5th EditionCharlotte W. Pratt, Donald Voet, Judith G. Voet
1st EditionJanet L. Hopson, Postlethwait
1st EditionJoseph S. Levine, Kenneth R. Miller
10th EditionCain, Campbell, Minorsky, Reece, Urry, Wasserman

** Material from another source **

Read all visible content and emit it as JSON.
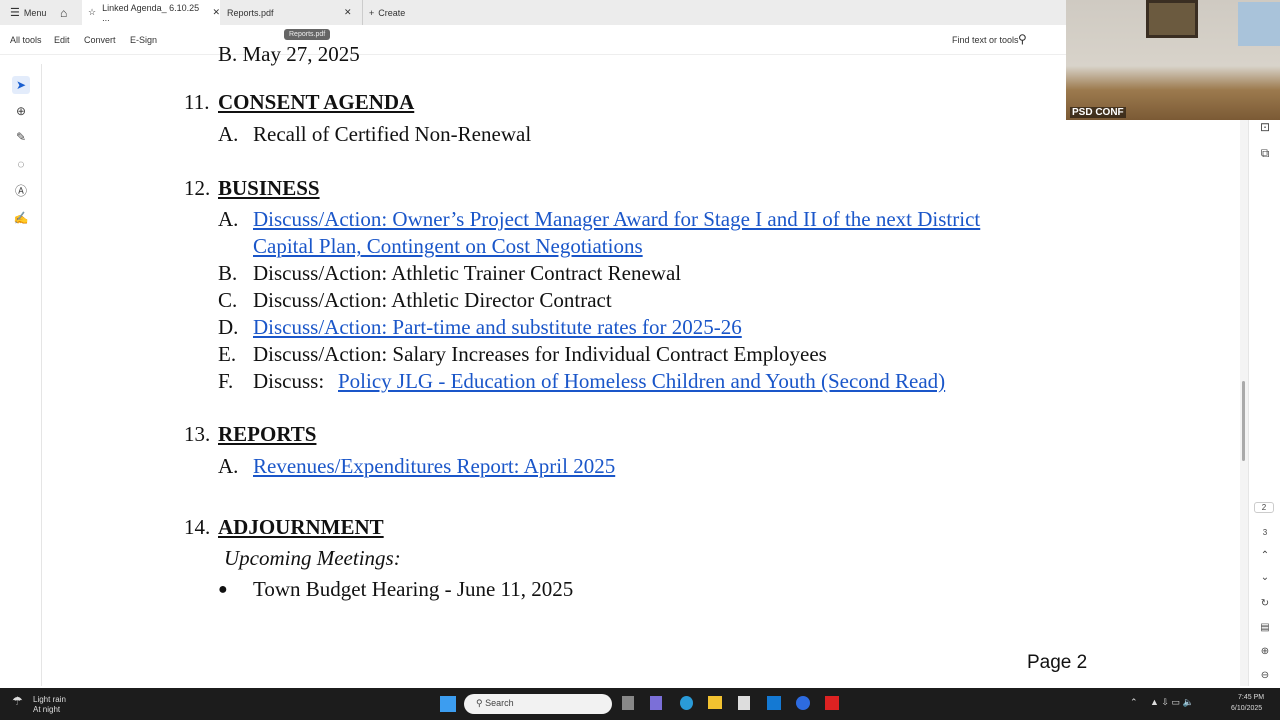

BIOLOGY Some people think that the type of research that produced the mouse-eyed fly is perfectly acceptable. Others think that it's a terrible thing to do even to a fly. In the biological sciences, animal testing has always been controversial, and it probably always will be. Perspectives on Animal Genetic Experiments. Animal rights groups have come a long way in recent years. More people are responding to the issues brought up by animal rights groups. For example, animal testing of cosmetics has been banned in a number of countries, and in the United States many companies have voluntarily stopped testing on animals. So what's the next frontier for animal rights activists? According to Edward Avellone of Animal Rights Now!, it's genetic experimentation. "What purpose is there in creating a mouse with six legs or a sheep with one eye in the middle of its forehead?" asks Avellone. "Scientists are just playing around with a new technology. They're creating horribly deformed animals for no real reason:' Some people disagree with this point of view. Says Ann Wilber of Scientists for the Ethical Treatment of Animals, "We're responsible professionals, not monsters: Wilber explains that the one-eyed sheep was the unintended result of an attempt to understand how the eye developed and how it works. "We've also developed a sheep whose milk contains, a protein that might cure emphysema. There are reasons for what we do:' But to Avellone, the point is not simply the motivation behind the experimentation. It's also the process of the experiment. "Only 10 percent of the animals they breed have the gene they want to study. The remaining 90 percent [of the animals) are simply killed:' Wilber admits that this situation is "sad, but true:' Still she says, "We're working every day to improve our techniques and therefore our success rate:' Even if the success rate never tops 10 percent, she asks, "Isn't that a small price to pay for a cure for cancer, or multiple sclerosis, or Parkinson's disease?" What is Ann Wilber's main argument in favor of genetic testing on animals?